'There's never been a greater need to provide young people with practical work experience and skills to help them prepare for the jobs of tomorrow'
RBC is hoping to make the school-to-work transition a little easier for many students. The financial institution is set to welcome more than 1,400 students for summer internships throughout its business functions starting in May.
"Students have been profoundly impacted by the loss of job opportunities and co-op placements throughout this pandemic," says Dave McKay, president and CEO of RBC. "There's never been a greater need to provide young people with practical work experience and skills to help them prepare for the jobs of tomorrow and succeed in a fast-changing economy."
Previously, the federal government extended the application period for the Canada Summer Jobs (CSJ) program.
The RBC program will be largely virtual for the students and include:
- an RBC Virtually Together Hub where students can connect with leaders, colleagues and each other
- interactive learning programs such as hackathons, leader speaker series and custom micro-learning experiences, to provide development opportunities beyond their day-to-day work
- informal mentoring and collaboration opportunities with RBC Cafe, the company’s virtual networking platform.
Our first-ever virtual student cohort taught us what being agile and resilient is all about," says Helena Gottschling, CHRO of RBC. "Within RBC, teams quickly came together to replicate the in-person experiences we know help students build confidence and skills. And students embraced our new, virtual workplace and shared their ideas that truly drive innovation across RBC."
In March, P.E.I. announced it is providing employers with wage support to create summer job opportunities for students in the province.
Online is the way to go
In many cases, students’ internships just cannot be done in-person because of safety restrictions amid the pandemic. Luckily, an internship course may be relatively easy to transform to an online modality, and this has its benefits, according to the Centre for Research on College-Workforce Transition (CCWT).
“They can provide students with a safe, work-based learning experience that is grounded in an authentic task or project for a firm or organization.
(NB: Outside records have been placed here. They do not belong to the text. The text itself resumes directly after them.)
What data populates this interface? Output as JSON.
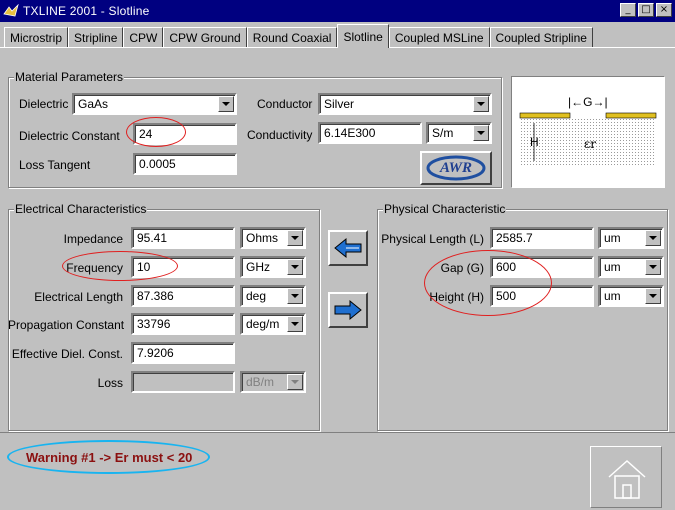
{
  "window": {
    "title": "TXLINE 2001 - Slotline",
    "buttons": [
      "_",
      "□",
      "×"
    ]
  },
  "tabs": [
    {
      "label": "Microstrip"
    },
    {
      "label": "Stripline"
    },
    {
      "label": "CPW"
    },
    {
      "label": "CPW Ground"
    },
    {
      "label": "Round Coaxial"
    },
    {
      "label": "Slotline"
    },
    {
      "label": "Coupled MSLine"
    },
    {
      "label": "Coupled Stripline"
    }
  ],
  "active_tab": "Slotline",
  "material": {
    "group_label": "Material Parameters",
    "dielectric_label": "Dielectric",
    "dielectric_value": "GaAs",
    "dielectric_constant_label": "Dielectric Constant",
    "dielectric_constant_value": "24",
    "loss_tangent_label": "Loss Tangent",
    "loss_tangent_value": "0.0005",
    "conductor_label": "Conductor",
    "conductor_value": "Silver",
    "conductivity_label": "Conductivity",
    "conductivity_value": "6.14E300",
    "conductivity_unit": "S/m",
    "logo_text": "AWR"
  },
  "diagram": {
    "gap_label": "|←G→|",
    "height_label": "H",
    "eps_label": "εr"
  },
  "electrical": {
    "group_label": "Electrical Characteristics",
    "rows": [
      {
        "label": "Impedance",
        "value": "95.41",
        "unit": "Ohms",
        "disabled": false
      },
      {
        "label": "Frequency",
        "value": "10",
        "unit": "GHz",
        "disabled": false
      },
      {
        "label": "Electrical Length",
        "value": "87.386",
        "unit": "deg",
        "disabled": false
      },
      {
        "label": "Propagation Constant",
        "value": "33796",
        "unit": "deg/m",
        "disabled": false
      },
      {
        "label": "Effective Diel. Const.",
        "value": "7.9206",
        "unit": "",
        "disabled": false
      },
      {
        "label": "Loss",
        "value": "",
        "unit": "dB/m",
        "disabled": true
      }
    ]
  },
  "physical": {
    "group_label": "Physical Characteristic",
    "rows": [
      {
        "label": "Physical Length (L)",
        "value": "2585.7",
        "unit": "um"
      },
      {
        "label": "Gap (G)",
        "value": "600",
        "unit": "um"
      },
      {
        "label": "Height (H)",
        "value": "500",
        "unit": "um"
      }
    ]
  },
  "status": {
    "warning": "Warning #1 -> Er must < 20"
  },
  "colors": {
    "titlebar": "#000080",
    "annotation_red": "#e02020",
    "annotation_blue": "#18b4f0",
    "warning_text": "#8b1010",
    "arrow_blue": "#1f6fd0"
  }
}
Depending on the nature of the project, students can also develop skills – either technical, interpersonal or intrapersonal – by successfully completing one or more professional assignments on behalf of a professional organization.”
“Additionally, an online internship can provide students experience with engaging in online project management and communications, which are common modes of project- and task-performance in many organizations.”
Last year, TD saw success in going virtual with its internship and co-op placements.